### WORK REQUIRED:
The word "text" occurs in some lines of the listing. Copy those lines.

>>>

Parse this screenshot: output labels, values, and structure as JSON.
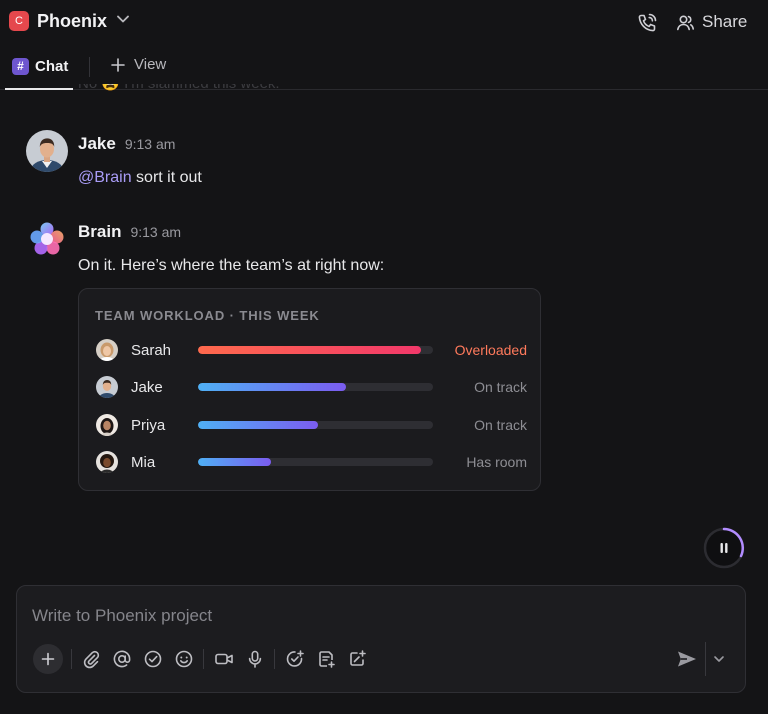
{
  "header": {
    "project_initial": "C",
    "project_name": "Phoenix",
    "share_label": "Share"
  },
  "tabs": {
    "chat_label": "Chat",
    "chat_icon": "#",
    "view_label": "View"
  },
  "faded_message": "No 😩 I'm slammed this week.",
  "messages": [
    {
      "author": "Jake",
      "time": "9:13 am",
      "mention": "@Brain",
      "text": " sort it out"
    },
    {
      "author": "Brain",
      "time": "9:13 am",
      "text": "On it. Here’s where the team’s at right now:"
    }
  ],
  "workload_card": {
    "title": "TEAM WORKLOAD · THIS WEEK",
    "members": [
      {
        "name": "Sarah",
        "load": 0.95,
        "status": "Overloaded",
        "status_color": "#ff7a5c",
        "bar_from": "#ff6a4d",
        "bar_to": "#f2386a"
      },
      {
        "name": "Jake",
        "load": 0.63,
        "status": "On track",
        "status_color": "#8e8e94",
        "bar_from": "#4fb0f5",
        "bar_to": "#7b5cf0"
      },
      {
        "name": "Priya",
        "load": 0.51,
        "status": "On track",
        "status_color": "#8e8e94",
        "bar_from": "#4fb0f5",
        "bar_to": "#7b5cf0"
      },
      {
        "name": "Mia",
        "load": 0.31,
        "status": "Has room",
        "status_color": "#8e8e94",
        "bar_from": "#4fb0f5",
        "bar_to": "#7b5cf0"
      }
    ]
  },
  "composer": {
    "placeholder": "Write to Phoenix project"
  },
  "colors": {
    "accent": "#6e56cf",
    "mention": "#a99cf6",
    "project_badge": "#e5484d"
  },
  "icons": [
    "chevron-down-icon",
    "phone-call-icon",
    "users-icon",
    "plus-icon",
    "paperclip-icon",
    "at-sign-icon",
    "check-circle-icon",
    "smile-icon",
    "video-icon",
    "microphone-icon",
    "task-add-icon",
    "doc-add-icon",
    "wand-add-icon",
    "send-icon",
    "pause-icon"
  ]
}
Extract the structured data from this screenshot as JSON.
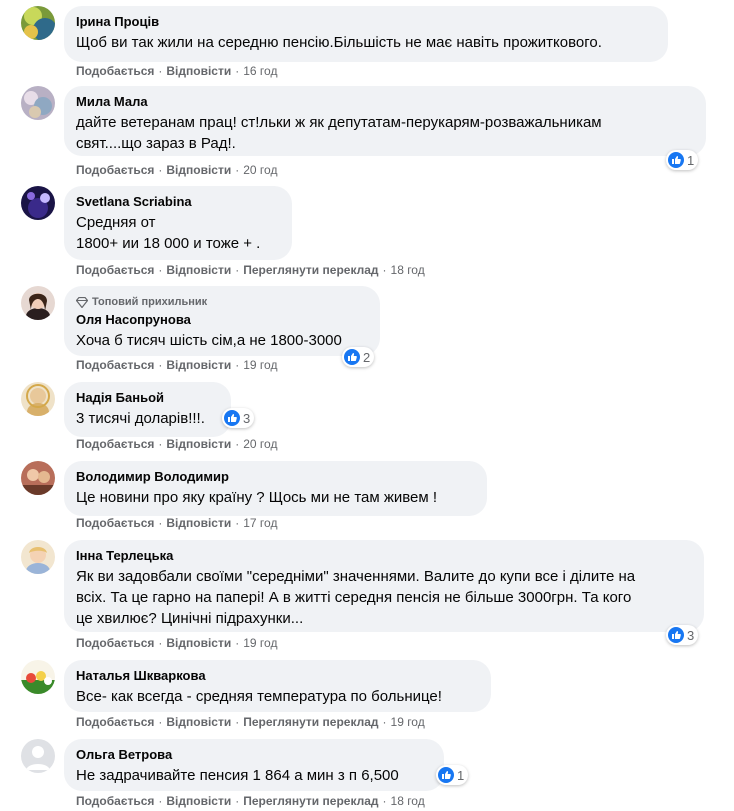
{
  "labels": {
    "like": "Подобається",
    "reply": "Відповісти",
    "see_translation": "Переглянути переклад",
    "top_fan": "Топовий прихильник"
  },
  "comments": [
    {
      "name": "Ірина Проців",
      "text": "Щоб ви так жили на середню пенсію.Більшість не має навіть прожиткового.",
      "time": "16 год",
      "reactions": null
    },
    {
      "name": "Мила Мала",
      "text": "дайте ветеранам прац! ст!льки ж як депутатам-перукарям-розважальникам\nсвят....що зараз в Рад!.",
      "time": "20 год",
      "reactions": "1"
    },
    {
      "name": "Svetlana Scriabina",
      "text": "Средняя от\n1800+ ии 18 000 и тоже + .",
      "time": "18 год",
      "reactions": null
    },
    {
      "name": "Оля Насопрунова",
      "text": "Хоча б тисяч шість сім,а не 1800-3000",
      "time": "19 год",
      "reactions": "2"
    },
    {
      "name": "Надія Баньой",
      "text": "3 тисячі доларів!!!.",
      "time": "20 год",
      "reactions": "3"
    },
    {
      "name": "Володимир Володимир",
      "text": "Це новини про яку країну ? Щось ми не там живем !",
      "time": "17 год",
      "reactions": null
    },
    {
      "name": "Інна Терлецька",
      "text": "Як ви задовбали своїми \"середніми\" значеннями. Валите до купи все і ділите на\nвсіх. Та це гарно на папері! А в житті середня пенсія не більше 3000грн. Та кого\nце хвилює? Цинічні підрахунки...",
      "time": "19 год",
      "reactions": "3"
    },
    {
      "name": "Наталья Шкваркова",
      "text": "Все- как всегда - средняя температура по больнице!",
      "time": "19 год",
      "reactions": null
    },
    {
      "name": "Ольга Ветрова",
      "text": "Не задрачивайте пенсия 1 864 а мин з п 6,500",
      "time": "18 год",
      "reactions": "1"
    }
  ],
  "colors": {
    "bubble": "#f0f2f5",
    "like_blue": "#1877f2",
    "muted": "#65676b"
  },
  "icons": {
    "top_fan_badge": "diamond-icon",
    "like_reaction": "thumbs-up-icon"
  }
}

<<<
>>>

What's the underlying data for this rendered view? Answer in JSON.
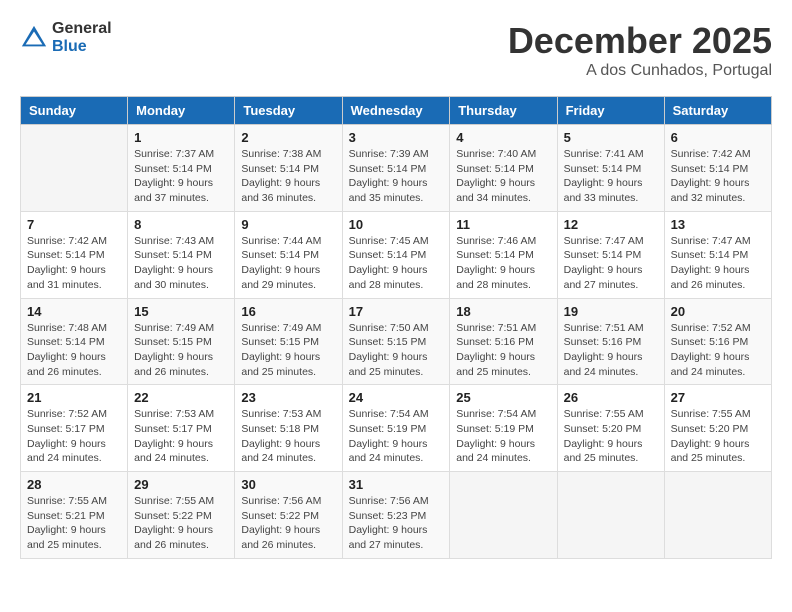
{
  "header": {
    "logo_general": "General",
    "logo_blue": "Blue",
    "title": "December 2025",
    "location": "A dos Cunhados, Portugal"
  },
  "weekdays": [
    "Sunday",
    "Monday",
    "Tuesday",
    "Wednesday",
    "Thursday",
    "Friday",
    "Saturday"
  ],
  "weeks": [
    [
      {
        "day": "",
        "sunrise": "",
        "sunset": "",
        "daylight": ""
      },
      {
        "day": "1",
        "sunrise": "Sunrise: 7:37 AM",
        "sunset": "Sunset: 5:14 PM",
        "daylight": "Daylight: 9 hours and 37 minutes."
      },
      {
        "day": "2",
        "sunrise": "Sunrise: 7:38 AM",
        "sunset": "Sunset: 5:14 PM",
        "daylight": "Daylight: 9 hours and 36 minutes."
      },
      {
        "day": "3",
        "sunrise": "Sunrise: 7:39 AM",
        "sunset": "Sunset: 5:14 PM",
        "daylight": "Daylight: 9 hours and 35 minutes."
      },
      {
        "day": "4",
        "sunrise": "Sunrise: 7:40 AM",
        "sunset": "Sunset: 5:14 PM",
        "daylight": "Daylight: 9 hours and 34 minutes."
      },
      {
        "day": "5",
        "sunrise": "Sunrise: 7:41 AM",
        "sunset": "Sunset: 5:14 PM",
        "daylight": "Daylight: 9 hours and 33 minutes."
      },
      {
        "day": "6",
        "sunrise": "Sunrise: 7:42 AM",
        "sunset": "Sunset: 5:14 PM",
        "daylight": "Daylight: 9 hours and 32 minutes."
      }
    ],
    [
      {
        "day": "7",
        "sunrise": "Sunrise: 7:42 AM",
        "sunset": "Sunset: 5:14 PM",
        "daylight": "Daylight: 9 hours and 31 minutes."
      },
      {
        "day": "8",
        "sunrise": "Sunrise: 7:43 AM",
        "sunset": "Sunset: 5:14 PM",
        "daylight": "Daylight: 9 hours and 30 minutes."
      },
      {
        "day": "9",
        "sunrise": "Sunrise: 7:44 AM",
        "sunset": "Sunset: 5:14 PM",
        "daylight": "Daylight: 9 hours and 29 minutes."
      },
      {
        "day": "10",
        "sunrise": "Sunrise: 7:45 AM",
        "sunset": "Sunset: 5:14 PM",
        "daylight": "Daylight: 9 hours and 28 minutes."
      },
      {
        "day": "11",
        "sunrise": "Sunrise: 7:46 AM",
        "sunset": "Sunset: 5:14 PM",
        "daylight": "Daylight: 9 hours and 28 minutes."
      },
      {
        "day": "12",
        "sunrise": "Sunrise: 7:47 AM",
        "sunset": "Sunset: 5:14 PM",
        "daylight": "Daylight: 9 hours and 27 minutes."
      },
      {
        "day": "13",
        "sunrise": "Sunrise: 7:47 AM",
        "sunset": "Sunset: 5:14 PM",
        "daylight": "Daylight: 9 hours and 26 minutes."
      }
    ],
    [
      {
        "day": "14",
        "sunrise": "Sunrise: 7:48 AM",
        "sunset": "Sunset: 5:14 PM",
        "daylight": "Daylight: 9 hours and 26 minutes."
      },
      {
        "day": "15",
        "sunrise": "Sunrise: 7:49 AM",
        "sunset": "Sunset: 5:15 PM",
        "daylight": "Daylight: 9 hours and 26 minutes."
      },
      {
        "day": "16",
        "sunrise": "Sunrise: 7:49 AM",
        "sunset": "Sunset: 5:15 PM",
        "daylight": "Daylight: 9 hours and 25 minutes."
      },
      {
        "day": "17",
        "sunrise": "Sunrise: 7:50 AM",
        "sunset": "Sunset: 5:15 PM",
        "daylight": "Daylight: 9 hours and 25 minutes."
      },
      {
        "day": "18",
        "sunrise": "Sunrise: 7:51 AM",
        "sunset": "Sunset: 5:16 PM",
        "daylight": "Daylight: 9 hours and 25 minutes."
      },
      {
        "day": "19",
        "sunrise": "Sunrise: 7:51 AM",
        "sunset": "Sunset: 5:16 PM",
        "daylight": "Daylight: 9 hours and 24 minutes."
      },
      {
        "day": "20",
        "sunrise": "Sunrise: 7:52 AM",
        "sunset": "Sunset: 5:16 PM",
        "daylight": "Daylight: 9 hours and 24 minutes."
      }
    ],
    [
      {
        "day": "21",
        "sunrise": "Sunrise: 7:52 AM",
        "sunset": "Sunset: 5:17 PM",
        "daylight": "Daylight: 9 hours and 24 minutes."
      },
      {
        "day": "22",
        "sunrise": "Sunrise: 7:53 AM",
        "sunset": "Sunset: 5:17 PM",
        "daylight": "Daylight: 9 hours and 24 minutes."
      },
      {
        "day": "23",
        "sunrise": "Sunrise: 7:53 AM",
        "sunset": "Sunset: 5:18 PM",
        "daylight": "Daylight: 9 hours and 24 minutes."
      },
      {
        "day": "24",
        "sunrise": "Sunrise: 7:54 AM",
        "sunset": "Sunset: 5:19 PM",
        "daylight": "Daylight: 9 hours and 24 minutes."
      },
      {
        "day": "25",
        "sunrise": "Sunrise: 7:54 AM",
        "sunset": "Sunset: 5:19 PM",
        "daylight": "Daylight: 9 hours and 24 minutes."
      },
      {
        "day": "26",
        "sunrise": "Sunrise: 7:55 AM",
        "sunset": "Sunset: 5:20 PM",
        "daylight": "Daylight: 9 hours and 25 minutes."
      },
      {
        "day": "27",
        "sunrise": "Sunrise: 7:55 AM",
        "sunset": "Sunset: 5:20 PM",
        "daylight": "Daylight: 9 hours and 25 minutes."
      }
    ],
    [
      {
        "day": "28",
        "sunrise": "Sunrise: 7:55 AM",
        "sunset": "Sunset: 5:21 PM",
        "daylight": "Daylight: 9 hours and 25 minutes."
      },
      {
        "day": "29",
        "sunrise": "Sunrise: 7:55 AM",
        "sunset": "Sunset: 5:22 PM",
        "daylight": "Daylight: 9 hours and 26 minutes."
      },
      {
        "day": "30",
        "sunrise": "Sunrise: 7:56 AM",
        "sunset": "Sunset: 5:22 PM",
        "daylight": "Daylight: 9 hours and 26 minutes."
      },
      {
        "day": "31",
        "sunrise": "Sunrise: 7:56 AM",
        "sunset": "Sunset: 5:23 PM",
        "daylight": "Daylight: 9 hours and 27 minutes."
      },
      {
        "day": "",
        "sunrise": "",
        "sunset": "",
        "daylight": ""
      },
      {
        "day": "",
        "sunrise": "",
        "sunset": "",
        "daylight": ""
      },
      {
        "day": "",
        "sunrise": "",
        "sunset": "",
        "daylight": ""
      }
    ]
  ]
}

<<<

### PROBLEM SOLUTION:
      "text": " sort it out"
      "text": "On it. Here’s where the team’s at right now:"
      "text": "Щоб ви так жили на середню пенсію.Більшість не має навіть прожиткового.",
      "text": "дайте ветеранам прац! ст!льки ж як депутатам-перукарям-розважальникам\nсвят....що зараз в Рад!.",
      "text": "Средняя от\n1800+ ии 18 000 и тоже + .",
      "text": "Хоча б тисяч шість сім,а не 1800-3000",
      "text": "3 тисячі доларів!!!.",
      "text": "Це новини про яку країну ? Щось ми не там живем !",
      "text": "Як ви задовбали своїми \"середніми\" значеннями. Валите до купи все і ділите на\nвсіх. Та це гарно на папері! А в житті середня пенсія не більше 3000грн. Та кого\nце хвилює? Цинічні підрахунки...",
      "text": "Все- как всегда - средняя температура по больнице!",
      "text": "Не задрачивайте пенсия 1 864 а мин з п 6,500",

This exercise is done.